"Now before you turn away, this is not another boring hybrid car thing..." Despite the slightly defensive introduction from Jay, the latest episode of Jay Leno's Garage is actually pretty fascinating. The Ricardo HyBoost is a 2009 Ford Focus that has had a 1.1-liter engine swapped in for the stock 2.0-liter four. That might not get you performance enthusiasts out there fired up, until, that is, you hear that the 1.1L is also fed by both a turbocharger and an electrically driven supercharger for an instant-on "torque-fill" effect. Sounds about right, considering that Ricardo engineering is part of the genius behind the McLaren P1.
Perhaps most exciting of all, the Ricardo folks say that the package should run somewhere in the neighborhood of $1,100. A sort of performance-hybrid that makes sense for the frugal driver and the enthusiast one, then. There's a lot more to the HyBoost, all of which can be seen in the video below.
Consumer Reports has announced its annual list of worst vehicles, a cringe-inducing contrast to its list of top vehicles. Ignominiously leading the way in 2014 is Chrysler, which has a staggering seven models listed.
Jeep nearly sweeps the small SUV segment by itself, with its Compass, Patriot and 2.4-liter version of the new Cherokee, while the only midsize sedans listed by CR were the Chrysler 200 and Dodge Avenger. The new Dodge Dart and the Dodge Journey round out CR's condemnation of Chrysler.
Ford is taking heat as well, with the Taurus, Edge and their counterparts from Lincoln all listed as the worst vehicles in their respective segments. Toyota doesn't fare much better, with its Lexus IS, Scion iQ and tC also making the list.
Think of mid-engined supercars and your mind is bound to gravitate towards Europe, but the United States has been known to make a handful from time to time - exceptional vehicles from the likes of Vector, SSC, Mosler, Hennessey, and Saleen. But long before any of those came around, Ford famously became obsessed with beating Ferrari at its own game, leading to the development of the iconic GT40.
The story is well known, sending Ford to the checkered flag at Le Mans four times in a row in the late 1960s. Ford and Shelby also built over 100 for public consumption, but just four of them were roadsters. Of those only one remains in original condition, and now that exceedingly rare example going up for auction.

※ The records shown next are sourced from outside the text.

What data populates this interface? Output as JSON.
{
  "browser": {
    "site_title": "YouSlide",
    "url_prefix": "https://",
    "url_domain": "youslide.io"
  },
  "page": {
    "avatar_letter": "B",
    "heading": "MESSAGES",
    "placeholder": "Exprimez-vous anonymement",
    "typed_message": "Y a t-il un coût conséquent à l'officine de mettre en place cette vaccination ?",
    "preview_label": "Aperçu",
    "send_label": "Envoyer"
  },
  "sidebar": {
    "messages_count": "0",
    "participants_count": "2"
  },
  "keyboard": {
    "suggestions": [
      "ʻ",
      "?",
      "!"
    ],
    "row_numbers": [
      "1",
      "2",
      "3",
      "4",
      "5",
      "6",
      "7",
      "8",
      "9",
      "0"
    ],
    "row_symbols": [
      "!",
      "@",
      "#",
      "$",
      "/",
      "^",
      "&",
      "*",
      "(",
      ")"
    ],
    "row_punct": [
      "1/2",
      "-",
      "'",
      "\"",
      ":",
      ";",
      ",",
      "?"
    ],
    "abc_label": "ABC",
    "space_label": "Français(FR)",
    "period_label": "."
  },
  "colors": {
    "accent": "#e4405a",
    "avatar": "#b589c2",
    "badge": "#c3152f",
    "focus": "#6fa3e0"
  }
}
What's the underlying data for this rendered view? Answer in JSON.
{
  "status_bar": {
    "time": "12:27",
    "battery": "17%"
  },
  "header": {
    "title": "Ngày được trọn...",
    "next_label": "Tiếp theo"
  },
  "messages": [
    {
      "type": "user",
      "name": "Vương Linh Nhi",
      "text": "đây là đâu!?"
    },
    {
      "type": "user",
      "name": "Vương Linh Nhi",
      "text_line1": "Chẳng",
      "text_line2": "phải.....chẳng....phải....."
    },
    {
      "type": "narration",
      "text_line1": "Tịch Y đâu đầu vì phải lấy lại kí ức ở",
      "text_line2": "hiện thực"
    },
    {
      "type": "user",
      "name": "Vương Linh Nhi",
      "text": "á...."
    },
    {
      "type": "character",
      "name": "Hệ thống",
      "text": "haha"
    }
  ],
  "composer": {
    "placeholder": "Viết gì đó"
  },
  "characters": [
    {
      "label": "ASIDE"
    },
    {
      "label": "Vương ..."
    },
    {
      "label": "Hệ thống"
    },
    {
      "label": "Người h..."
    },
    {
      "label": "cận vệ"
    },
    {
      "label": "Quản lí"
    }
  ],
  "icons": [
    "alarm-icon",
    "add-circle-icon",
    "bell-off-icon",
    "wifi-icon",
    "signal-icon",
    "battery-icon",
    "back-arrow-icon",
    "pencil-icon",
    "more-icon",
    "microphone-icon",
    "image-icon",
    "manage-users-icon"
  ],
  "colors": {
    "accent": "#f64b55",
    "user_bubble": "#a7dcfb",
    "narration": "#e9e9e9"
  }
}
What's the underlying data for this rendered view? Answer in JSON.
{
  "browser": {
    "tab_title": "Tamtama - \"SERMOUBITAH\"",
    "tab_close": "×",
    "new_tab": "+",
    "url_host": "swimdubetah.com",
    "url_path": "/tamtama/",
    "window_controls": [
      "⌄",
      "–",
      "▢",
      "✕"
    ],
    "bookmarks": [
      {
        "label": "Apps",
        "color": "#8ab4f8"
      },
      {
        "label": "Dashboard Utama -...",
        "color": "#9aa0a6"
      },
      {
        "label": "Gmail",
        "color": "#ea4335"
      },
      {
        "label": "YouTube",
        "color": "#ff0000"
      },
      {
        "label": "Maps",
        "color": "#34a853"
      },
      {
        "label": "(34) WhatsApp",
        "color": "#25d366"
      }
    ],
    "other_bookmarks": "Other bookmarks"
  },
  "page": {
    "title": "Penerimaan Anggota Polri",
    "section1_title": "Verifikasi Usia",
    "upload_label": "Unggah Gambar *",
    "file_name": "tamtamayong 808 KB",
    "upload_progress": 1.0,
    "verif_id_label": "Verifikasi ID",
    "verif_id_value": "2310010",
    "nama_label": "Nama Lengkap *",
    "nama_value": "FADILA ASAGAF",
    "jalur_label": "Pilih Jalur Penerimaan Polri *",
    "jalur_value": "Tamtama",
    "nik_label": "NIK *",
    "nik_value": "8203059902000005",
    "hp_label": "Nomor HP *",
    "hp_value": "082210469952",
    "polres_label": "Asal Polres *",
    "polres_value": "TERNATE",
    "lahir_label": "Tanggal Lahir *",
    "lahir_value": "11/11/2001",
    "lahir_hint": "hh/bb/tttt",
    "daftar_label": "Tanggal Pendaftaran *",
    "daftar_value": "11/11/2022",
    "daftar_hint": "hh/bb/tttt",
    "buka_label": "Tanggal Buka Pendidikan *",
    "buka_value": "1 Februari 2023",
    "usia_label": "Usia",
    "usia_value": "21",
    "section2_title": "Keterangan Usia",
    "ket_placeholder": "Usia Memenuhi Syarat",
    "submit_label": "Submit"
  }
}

Consigned to RM Auctions for its mid-August sale during Pebble Beach weekend in Monterey, California, this 1965 model is the first GT40 Roadster built. It was used as a development and demonstration vehicle for Ford and Shelby. Carroll Shelby himself drove Henry Ford II in this very car during one of many test and demo events, this time held for Ford's board of directors in Los Angeles.